Activity:
State how many lines in the records below contain the string "footer", and give nothing besides that number.

(Excerpts from an interface dataset)
═══
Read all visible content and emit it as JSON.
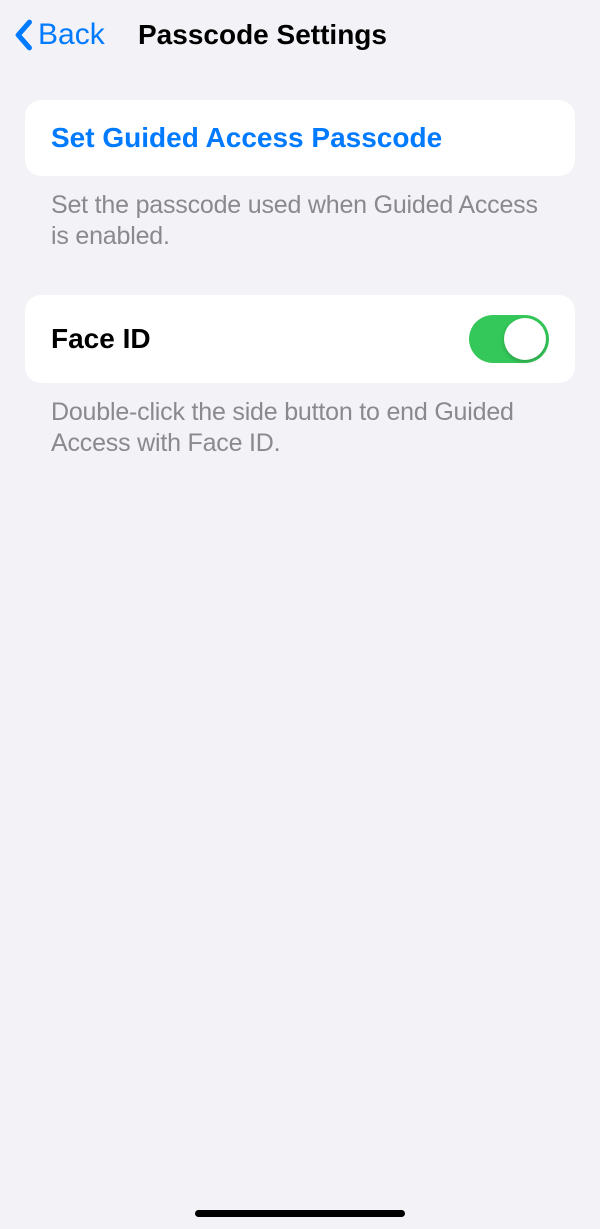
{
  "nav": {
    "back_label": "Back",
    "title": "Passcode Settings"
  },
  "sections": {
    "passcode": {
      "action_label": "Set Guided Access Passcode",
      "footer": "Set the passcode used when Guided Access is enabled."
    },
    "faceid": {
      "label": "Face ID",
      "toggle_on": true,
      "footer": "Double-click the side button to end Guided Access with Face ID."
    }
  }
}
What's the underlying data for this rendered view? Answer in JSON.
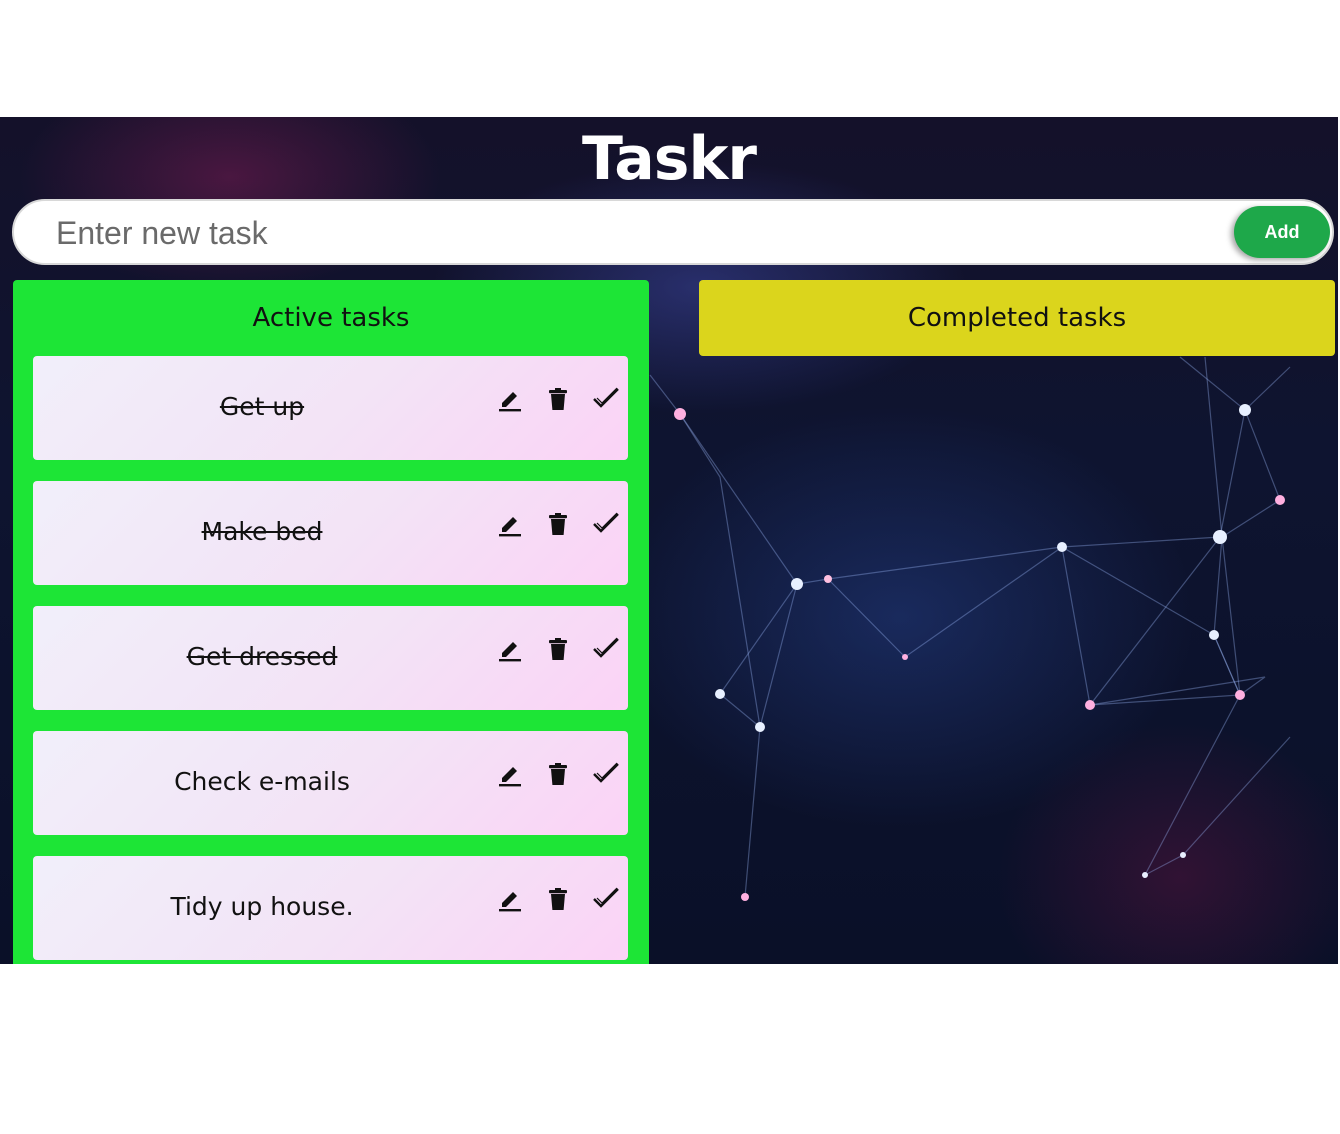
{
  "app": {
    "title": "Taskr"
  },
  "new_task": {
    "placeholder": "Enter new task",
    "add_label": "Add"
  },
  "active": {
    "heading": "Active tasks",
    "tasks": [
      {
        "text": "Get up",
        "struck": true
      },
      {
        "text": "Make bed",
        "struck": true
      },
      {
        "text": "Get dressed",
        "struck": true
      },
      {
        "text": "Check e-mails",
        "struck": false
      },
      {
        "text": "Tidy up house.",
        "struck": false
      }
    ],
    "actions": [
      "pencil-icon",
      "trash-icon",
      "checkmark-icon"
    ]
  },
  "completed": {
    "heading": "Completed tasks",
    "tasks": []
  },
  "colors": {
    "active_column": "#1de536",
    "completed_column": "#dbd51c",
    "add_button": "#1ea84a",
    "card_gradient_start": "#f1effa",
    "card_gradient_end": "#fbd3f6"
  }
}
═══
Task result:
2